  • Link –


The empty brain from Robert Epstein (Senior Research Psychologist)

  • The human brain isn’t empty, but it doesn’t work like a computer and it doesn’t contain memories.
  • We are changed when we observe the world, pair stimuli, and are punished or rewarded.
  • Stories are re-experienced when told and diverge further from reality each time they’re told.  Should we selectively retell stories to keep them more pristine?  Is this how larger than life legends are born?
  • A snapshot of the 86 billions neurons in the brain is meaningless outside the body of the brain that produced it. 
  • Link –


How Did Consciousness Evolve? from Michael Graziano (Princeton Psychology and Neuroscience)

  • The Attention Schema Theory explains how consciousness developed to focus on a subset of signals in the presence of vast amounts of information.
  • Neurons compete with each other for attention trying to rise above the noise and change behavior.  Consciousness allows us to filter through the competition.
  • The theory of mind is the ability to understand the possible contents of someone else’s mind.  We understand each other by projecting ourselves onto them and understand ourselves by considering how other people view us.
  • Advanced language developed relatively recently and may be the reason we’re highly aware of each other’s mental states.  That awareness advantage comes with more frequent false positives, but false positives (Is that a snake? No. Yay!) kill you less than false negatives (That’s not a snake.  AHHH!  SNAKE!).
  • Link –


Are you living in a computer simulation? from Nick Bostrom (Oxford Philosophy)
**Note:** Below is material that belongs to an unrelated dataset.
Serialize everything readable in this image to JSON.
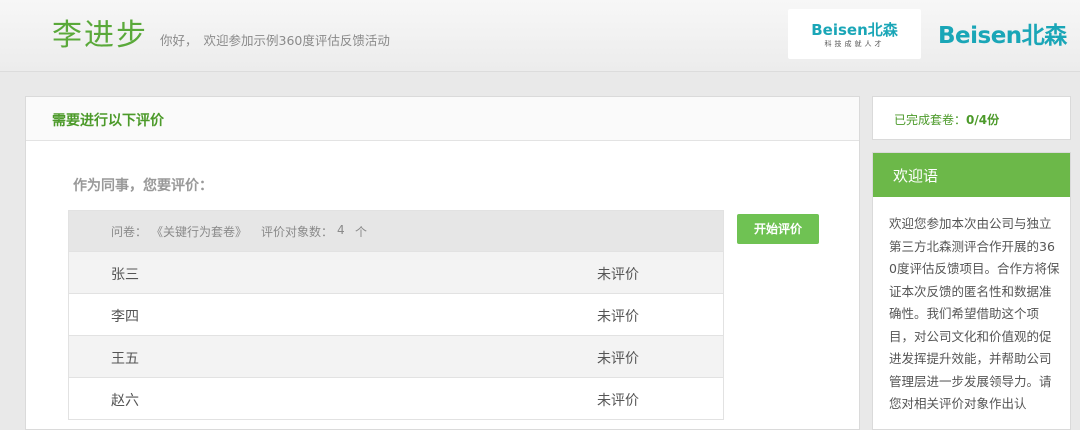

  • Technology advances exponentially implying that later civilizations will have massive power to run simulations like humanity living in a video game, only the game is as real as our life.  The ability to run these types of simulations is called the “post-human stage”.
  • It’s possible that we’re part of an existing advanced civilization’s simulation, given that future generations will have this ability.   This assumes we don’t go extinct, destroy our technology, or   experience another event that takes us back to the Stone Age.
  • This leaves 3 possibilities.
    1. The fraction of “post-human” civilizations is close to 0.
    2. The fraction of “post-human” civilizations interested in running a simulation is close to 0.
    3. The fraction of people with our kind of experiences living in a simulation is close to 1.  If this is true, we likely live in a simulation.
  • Conclusion: Unless we’re living in a simulation now, our descendents will likely never run one.
  • Link –
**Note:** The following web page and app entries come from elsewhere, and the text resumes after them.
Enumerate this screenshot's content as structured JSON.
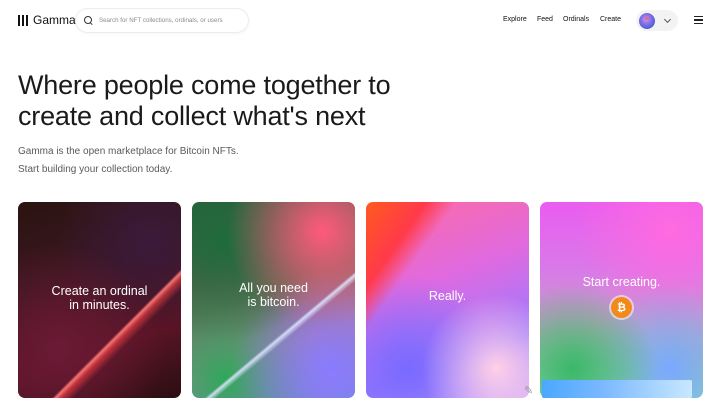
{
  "header": {
    "brand": "Gamma",
    "search_placeholder": "Search for NFT collections, ordinals, or users",
    "nav": [
      "Explore",
      "Feed",
      "Ordinals",
      "Create"
    ]
  },
  "hero": {
    "title": "Where people come together to create and collect what's next",
    "subtitle_line1": "Gamma is the open marketplace for Bitcoin NFTs.",
    "subtitle_line2": "Start building your collection today."
  },
  "cards": [
    {
      "text": "Create an ordinal\nin minutes."
    },
    {
      "text": "All you need\nis bitcoin."
    },
    {
      "text": "Really."
    },
    {
      "text": "Start creating.",
      "icon": "bitcoin-icon",
      "icon_glyph": "₿",
      "icon_color": "#f28a1a"
    }
  ],
  "icons": {
    "logo": "gamma-logo-icon",
    "search": "search-icon",
    "avatar": "avatar",
    "dropdown": "chevron-down-icon",
    "menu": "hamburger-menu-icon"
  }
}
Physics Makes Aging Inevitable, Not Biology from Peter Hoffman (Wayne State Physics)

  • The 2nd Law of Thermodynamics dictates that everything ages and decays.  However, living creatures have protein machines that constantly heal and renew their cells.  Why then do we and other life forms die?
  • There are 2 common theories on why we die: “innate senescence” (biological necessity) and “wearing out” (physical accumulation of stress).  
  • Senescence is an evolutionary way to make room for younger generations.  It implies master clocks counting down the days of our lives.  Telomeres (DNA snippets) shorten, but it’s not known whether that’s a cause or effect of aging.
  • Senescence isn’t needed, because thermal motion and random events cause enough death to decrease the population to make room for younger generations.  The risk of death doubles (2x) every 7 years after age 30.  Plus, free radical damage accumulates and apoptosis (cell suicide) increases without normal stem cell replacement as you age.  
  • Studies on worms show that survival curves decrease with increasing temperatures and this pattern resembles chemical bond breakdown rates. 
  • Similar to the work experiment results, chemical bond breakage vs force  plots resemble human survival vs age plots.  Are we just chemical bonds breaking down over our lives?
  • If this data is correct, aging isn’t a disease but a natural process of nanoscale thermal physics. 
  • Link –

Your habitual thoughts will be the character of your mind for the soul is dyed with the color of your thoughts. – Marcus Aurelius (paraphrased)